With load shifting, more than a decade and a half of peer-reviewed studies has clearly established that what affects emissions and excess renewables are the marginal generator(s). Which power plant(s) respond by turning on or off, or ramping up or down, in response to changes in demand from load shifting? That’s how you appropriately measure the real impact on the grid system and its emissions.

If you’re perhaps thinking about load shifting data center computing to minimize emissions, you might think that shifting to a time and location where the sun is shining and solar PV is cranking out clean energy would help. But if that grid’s overall demand is already using all the solar that’s being generated, then adding new demand via your load shifting could cause a polluting fossil-fueled peaker plant to respond. Oops!

Load shifting to soak up surplus renewables that would otherwise be curtailed thus requires looking at the marginal emissions rate and the marginal generators. When and where are wind and solar on the margin? When and where are they being curtailed, such that shifted load could help absorb more of that clean electricity for zero increase in overall grid system emissions? That’s what affects the environmental aspects of load shifting.

We’re excited to see software practitioners increasingly thinking about the best times and locations for their software to consume electricity — and developing approaches to turn theory into practice. Called Carbon Awareness by the Green Software Foundation, software developers can build these capabilities into their operations.

It’s undoubtedly an exciting time. Software and computing are often the “brains” behind load shifting other technologies’ electricity use to reduce its associated emissions, from smart thermostats to EV charging. More than ever, practitioners are also looking at how computing itself can tap into these same load shifting opportunities.
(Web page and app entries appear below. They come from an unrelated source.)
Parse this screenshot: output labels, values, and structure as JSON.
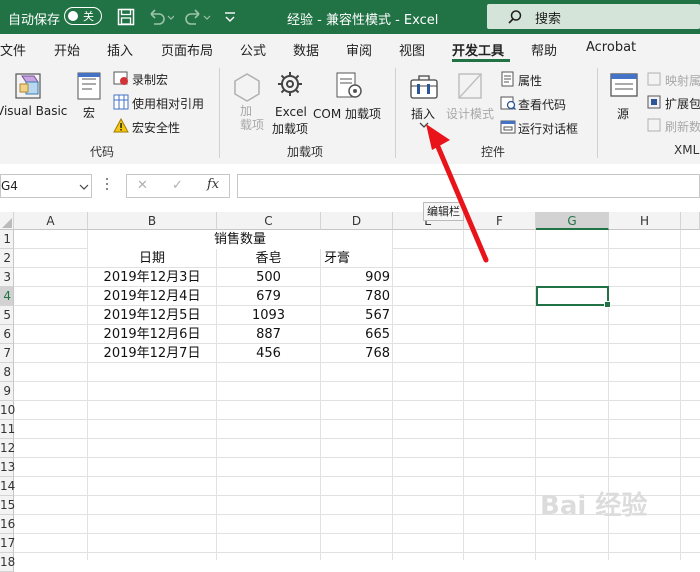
{
  "titlebar": {
    "autosave": "自动保存",
    "toggle": "关",
    "title": "经验 - 兼容性模式 - Excel",
    "search": "搜索"
  },
  "menu": [
    "文件",
    "开始",
    "插入",
    "页面布局",
    "公式",
    "数据",
    "审阅",
    "视图",
    "开发工具",
    "帮助",
    "Acrobat"
  ],
  "ribbon": {
    "code": {
      "visual_basic": "Visual Basic",
      "macro": "宏",
      "record": "录制宏",
      "relative": "使用相对引用",
      "security": "宏安全性",
      "group": "代码"
    },
    "addins": {
      "addin": "加\n载项",
      "excel_addin_1": "Excel",
      "excel_addin_2": "加载项",
      "com_addin_1": "COM 加载项",
      "group": "加载项"
    },
    "controls": {
      "insert": "插入",
      "design": "设计模式",
      "properties": "属性",
      "view_code": "查看代码",
      "run_dialog": "运行对话框",
      "group": "控件"
    },
    "xml": {
      "source": "源",
      "map_props": "映射属",
      "expand": "扩展包",
      "refresh": "刷新数",
      "group": "XML"
    }
  },
  "formula": {
    "namebox": "G4",
    "fx": "fx",
    "cancel": "✕",
    "enter": "✓"
  },
  "tooltip": "编辑栏",
  "columns": [
    "A",
    "B",
    "C",
    "D",
    "E",
    "F",
    "G",
    "H"
  ],
  "rows": [
    "1",
    "2",
    "3",
    "4",
    "5",
    "6",
    "7",
    "8",
    "9",
    "10",
    "11",
    "12",
    "13",
    "14",
    "15",
    "16",
    "17",
    "18"
  ],
  "sheet": {
    "title": "销售数量",
    "headers": [
      "日期",
      "香皂",
      "牙膏"
    ],
    "data": [
      [
        "2019年12月3日",
        "500",
        "909"
      ],
      [
        "2019年12月4日",
        "679",
        "780"
      ],
      [
        "2019年12月5日",
        "1093",
        "567"
      ],
      [
        "2019年12月6日",
        "887",
        "665"
      ],
      [
        "2019年12月7日",
        "456",
        "768"
      ]
    ]
  },
  "watermark": "Bai 经验",
  "colors": {
    "accent": "#217346",
    "arrow": "#e8141a"
  }
}
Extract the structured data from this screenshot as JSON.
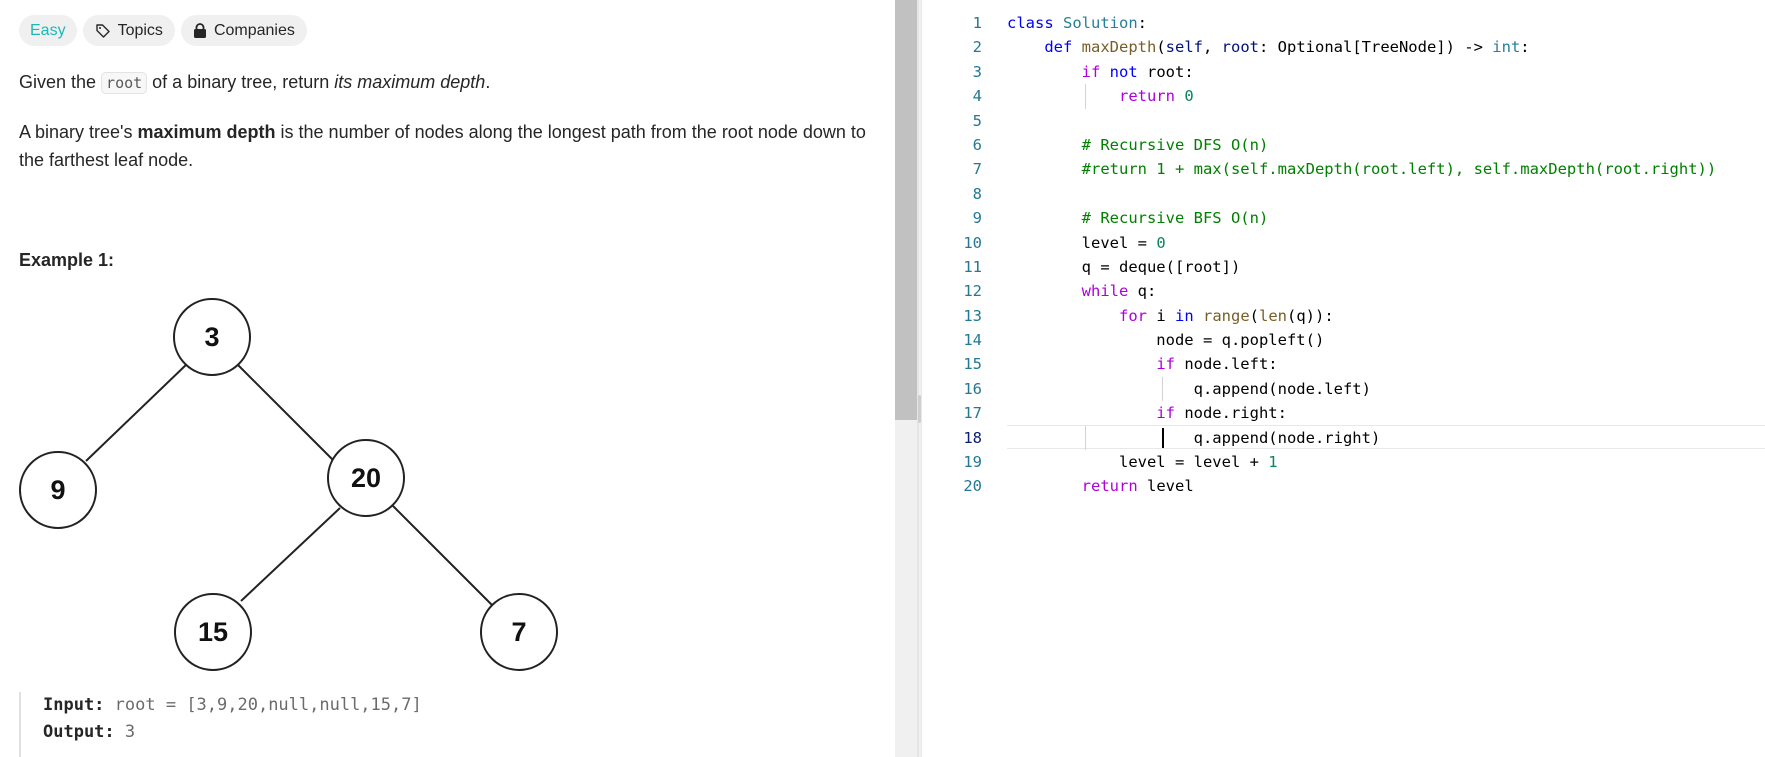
{
  "tags": {
    "difficulty": "Easy",
    "topics": "Topics",
    "companies": "Companies"
  },
  "description": {
    "p1_start": "Given the ",
    "p1_code": "root",
    "p1_mid": " of a binary tree, return ",
    "p1_em": "its maximum depth",
    "p1_end": ".",
    "p2_start": "A binary tree's ",
    "p2_bold": "maximum depth",
    "p2_end": " is the number of nodes along the longest path from the root node down to the farthest leaf node."
  },
  "example": {
    "title": "Example 1:",
    "tree_nodes": [
      "3",
      "9",
      "20",
      "15",
      "7"
    ],
    "input_label": "Input:",
    "input_value": "root = [3,9,20,null,null,15,7]",
    "output_label": "Output:",
    "output_value": "3"
  },
  "editor": {
    "active_line": 18,
    "line_numbers": [
      "1",
      "2",
      "3",
      "4",
      "5",
      "6",
      "7",
      "8",
      "9",
      "10",
      "11",
      "12",
      "13",
      "14",
      "15",
      "16",
      "17",
      "18",
      "19",
      "20"
    ]
  }
}
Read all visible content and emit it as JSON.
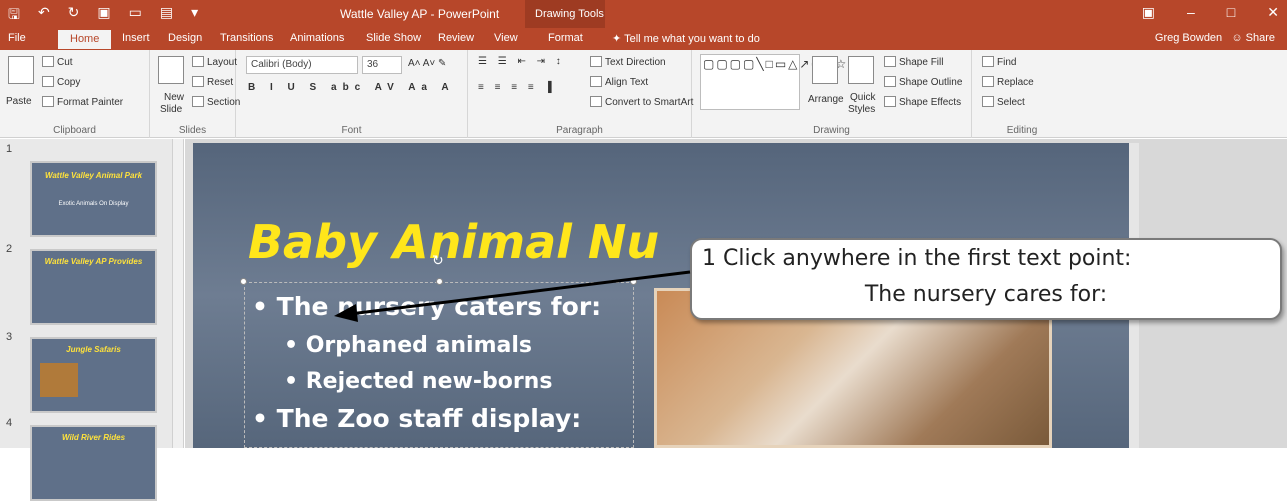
{
  "titlebar": {
    "title": "Wattle Valley AP - PowerPoint",
    "context_tab": "Drawing Tools"
  },
  "menubar": {
    "tabs": [
      "File",
      "Home",
      "Insert",
      "Design",
      "Transitions",
      "Animations",
      "Slide Show",
      "Review",
      "View",
      "Format"
    ],
    "tell_me": "Tell me what you want to do",
    "user": "Greg Bowden",
    "share": "Share"
  },
  "ribbon": {
    "clipboard": {
      "paste": "Paste",
      "cut": "Cut",
      "copy": "Copy",
      "format_painter": "Format Painter",
      "label": "Clipboard"
    },
    "slides": {
      "new_slide_1": "New",
      "new_slide_2": "Slide",
      "layout": "Layout",
      "reset": "Reset",
      "section": "Section",
      "label": "Slides"
    },
    "font": {
      "name": "Calibri (Body)",
      "size": "36",
      "label": "Font"
    },
    "paragraph": {
      "text_direction": "Text Direction",
      "align_text": "Align Text",
      "smartart": "Convert to SmartArt",
      "label": "Paragraph"
    },
    "drawing": {
      "arrange": "Arrange",
      "quick_1": "Quick",
      "quick_2": "Styles",
      "shape_fill": "Shape Fill",
      "shape_outline": "Shape Outline",
      "shape_effects": "Shape Effects",
      "label": "Drawing"
    },
    "editing": {
      "find": "Find",
      "replace": "Replace",
      "select": "Select",
      "label": "Editing"
    }
  },
  "thumbnails": [
    {
      "num": "1",
      "title": "Wattle Valley Animal Park",
      "sub": "Exotic Animals On Display"
    },
    {
      "num": "2",
      "title": "Wattle Valley AP Provides"
    },
    {
      "num": "3",
      "title": "Jungle Safaris"
    },
    {
      "num": "4",
      "title": "Wild River Rides"
    }
  ],
  "slide": {
    "title": "Baby Animal Nu",
    "bullets": [
      {
        "text": "• The nursery caters for:"
      },
      {
        "text": "• Orphaned animals"
      },
      {
        "text": "• Rejected new-borns"
      },
      {
        "text": "• The Zoo staff display:"
      }
    ]
  },
  "callout": {
    "line1": "1  Click anywhere in the first text point:",
    "line2": "The nursery cares for:"
  }
}
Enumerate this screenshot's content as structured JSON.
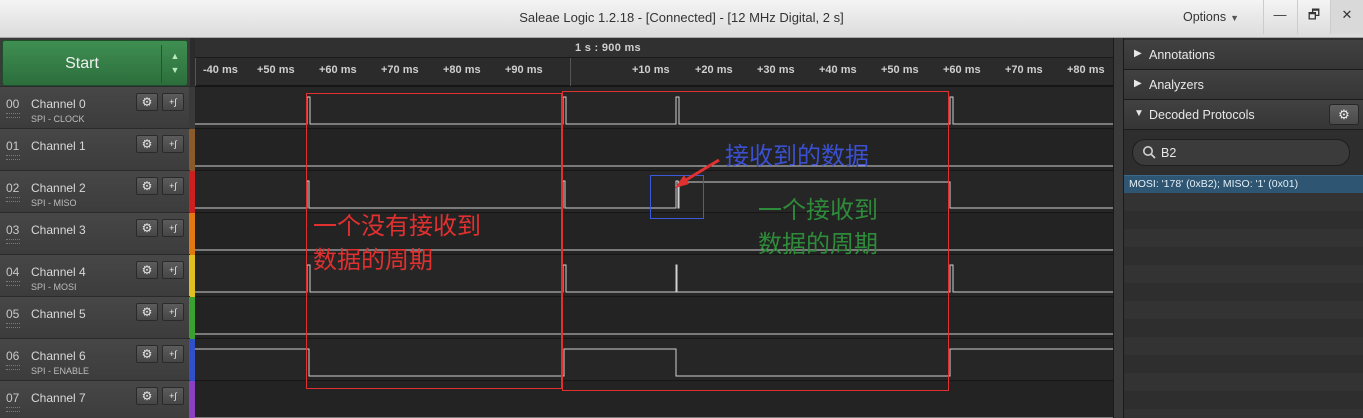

As ever, we’re strong proponents of load shifting as an emissions-reduction solution with gigatons of potential at scale. To get there, we just have to do it right.